Supplied records

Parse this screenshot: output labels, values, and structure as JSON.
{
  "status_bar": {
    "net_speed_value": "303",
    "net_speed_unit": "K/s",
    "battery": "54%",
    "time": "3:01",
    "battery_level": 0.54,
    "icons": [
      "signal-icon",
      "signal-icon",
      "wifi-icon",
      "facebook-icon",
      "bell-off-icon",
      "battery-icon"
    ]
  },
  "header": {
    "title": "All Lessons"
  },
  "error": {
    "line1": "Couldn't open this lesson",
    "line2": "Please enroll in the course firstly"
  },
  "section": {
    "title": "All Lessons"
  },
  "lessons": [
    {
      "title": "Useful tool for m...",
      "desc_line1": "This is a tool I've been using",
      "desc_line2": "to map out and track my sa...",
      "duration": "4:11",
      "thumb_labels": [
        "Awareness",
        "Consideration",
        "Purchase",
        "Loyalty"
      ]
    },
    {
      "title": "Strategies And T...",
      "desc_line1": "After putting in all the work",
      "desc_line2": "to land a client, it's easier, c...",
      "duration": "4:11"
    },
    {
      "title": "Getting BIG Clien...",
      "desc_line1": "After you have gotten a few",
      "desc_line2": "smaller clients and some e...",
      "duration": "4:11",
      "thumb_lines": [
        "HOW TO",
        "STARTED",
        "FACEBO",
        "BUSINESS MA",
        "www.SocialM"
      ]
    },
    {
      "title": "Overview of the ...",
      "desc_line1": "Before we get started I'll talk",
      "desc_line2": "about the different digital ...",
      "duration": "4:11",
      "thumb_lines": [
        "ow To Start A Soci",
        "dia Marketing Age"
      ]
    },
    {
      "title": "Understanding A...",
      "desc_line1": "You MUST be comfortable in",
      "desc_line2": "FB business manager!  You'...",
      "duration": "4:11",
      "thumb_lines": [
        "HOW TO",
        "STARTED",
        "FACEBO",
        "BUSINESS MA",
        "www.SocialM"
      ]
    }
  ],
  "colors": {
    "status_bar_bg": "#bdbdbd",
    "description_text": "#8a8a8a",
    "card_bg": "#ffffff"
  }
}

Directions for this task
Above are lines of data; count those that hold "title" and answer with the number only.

Exercise output
7